In relation to the third statement, it may be observed, that three things only are necessary to its support; and if in neither of these there be a failure, the statement must be true: or, at least, that God will fulfil his designs. If it can be maintained, that God possesses means sufficient to accomplish; wisdom, to plan; and power and ability, to execute his work; then there can be no difficulty in maintaining, that he will fulfil his designs. His word by the prophet is, Isaiah lv. 10, 11, "For as the rain cometh down and the snow from heaven, and returneth not thither, but watereth the earth, and maketh it bring forth and bud, that it may give seed to the sower and bread to the eater; so shall my word that goeth forth out of my mouth: it shall not return unto me void; but it shall accomplish that which I please, and it shall prosper in the thing whereto I sent it."

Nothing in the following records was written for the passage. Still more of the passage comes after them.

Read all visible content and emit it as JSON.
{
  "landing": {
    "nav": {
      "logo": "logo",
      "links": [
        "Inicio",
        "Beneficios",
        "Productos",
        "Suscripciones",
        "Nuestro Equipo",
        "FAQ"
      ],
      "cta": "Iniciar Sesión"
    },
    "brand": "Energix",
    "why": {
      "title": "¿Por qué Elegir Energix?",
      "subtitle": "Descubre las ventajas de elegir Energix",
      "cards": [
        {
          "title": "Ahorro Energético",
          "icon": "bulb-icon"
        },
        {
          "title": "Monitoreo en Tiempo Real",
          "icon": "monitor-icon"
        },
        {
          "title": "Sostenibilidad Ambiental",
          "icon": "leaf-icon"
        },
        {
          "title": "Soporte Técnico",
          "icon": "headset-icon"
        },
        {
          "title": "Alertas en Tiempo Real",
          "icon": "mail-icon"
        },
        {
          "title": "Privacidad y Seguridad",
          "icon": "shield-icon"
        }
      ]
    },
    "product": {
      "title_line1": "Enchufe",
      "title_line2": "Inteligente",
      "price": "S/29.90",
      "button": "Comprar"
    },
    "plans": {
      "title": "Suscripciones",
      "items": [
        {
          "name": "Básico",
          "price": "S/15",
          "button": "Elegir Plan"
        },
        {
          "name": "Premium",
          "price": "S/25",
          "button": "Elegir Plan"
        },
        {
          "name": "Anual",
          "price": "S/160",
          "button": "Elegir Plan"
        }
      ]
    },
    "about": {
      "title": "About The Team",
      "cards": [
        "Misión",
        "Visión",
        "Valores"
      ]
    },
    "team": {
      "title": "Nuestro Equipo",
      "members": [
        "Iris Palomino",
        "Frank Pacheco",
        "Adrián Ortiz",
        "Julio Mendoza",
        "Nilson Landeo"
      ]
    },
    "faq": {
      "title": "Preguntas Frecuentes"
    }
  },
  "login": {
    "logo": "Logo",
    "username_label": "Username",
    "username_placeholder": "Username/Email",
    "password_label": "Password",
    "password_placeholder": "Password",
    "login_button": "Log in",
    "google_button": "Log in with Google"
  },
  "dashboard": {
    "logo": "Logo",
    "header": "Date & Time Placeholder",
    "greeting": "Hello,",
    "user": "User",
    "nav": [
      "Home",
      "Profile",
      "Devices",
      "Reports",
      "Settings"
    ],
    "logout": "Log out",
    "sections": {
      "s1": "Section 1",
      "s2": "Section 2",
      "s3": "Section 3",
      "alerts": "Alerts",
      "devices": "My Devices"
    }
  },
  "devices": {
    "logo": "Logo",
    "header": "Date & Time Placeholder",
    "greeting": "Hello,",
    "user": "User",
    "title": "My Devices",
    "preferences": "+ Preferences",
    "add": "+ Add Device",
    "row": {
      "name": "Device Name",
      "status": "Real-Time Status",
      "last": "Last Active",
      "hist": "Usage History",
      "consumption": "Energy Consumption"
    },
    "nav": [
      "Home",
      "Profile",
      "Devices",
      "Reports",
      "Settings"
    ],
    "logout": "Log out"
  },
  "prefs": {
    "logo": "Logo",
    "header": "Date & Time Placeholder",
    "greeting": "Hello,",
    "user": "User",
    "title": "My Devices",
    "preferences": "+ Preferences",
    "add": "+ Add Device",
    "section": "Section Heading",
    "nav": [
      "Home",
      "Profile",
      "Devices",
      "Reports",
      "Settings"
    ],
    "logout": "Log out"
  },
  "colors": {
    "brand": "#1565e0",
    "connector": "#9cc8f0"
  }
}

The fourth statement is submitted without any remarks, with a request, that if you object to it, you would offer a few reasons.
As you wished me to express in writing, whether I believe there will be a future punishment, I conform to your desire. I think some may be made the subjects of punishment in a future state of existence, or in a state beyond the present.
These statements, with the remarks, are now submitted for discussion, as expressive of my real sentiments; and for the propriety of them, I shall hold myself responsible, until I am convinced they are not true.
With sentiments of respect, your friend,
Rev. JOSEPH LABEREE.
SAMUEL C. LOVELAND.
Richmond, August 16, 1815.
MY DEAR SIR,
To SAMUEL C. LOVELAND.
Jerico, September 23, 1815.
I received your letter, not till the 7th or 8th of September, and then I called for it myself at Capt. M's. The week after I received it I was necessarily absent from town to attend our Convention; and the week following, I was employed in preparing for, and attending our Association. This I hope will sufficiently explain the reason why an answer to your letter has been so long delayed.
I read your letter, sir, with some degree of satisfaction; but with much surprise. I was pleased with your appar ent candour; but was greatly surprised, that a man who has the word of God in his hands, and professes to preach that word, should rest his eternal all upon such a manifest misconstruction of it.
Your first statement, (for I will take them in the manner you have set them down) is this; "The design of God is to raise the whole human family from their defectible state, ultimately, to a state of felicity and true holiness." To prove this proposition, you quote John iii. 17; "For God sent not his Son into the world to condemn the world; but that the world through him might be saved." I freely acknowledge, in all its length and breadth, the doctrine inculcated in this text. The object of Christ's mission, when he came upon the earth, in the flesh, was, I believe, to make an atonement for the sins of lost men. But I apprehend, if you had attended a little more particularly to the context, you would not have drawn the conclusion which you have. Do you think it altogether right to take a particular text of scripture, without, in the least, considering the connexion in which such text stands; and build a scheme solely on a very few such passages, in manifest violation of all the plain meaning of all the rest of scripture?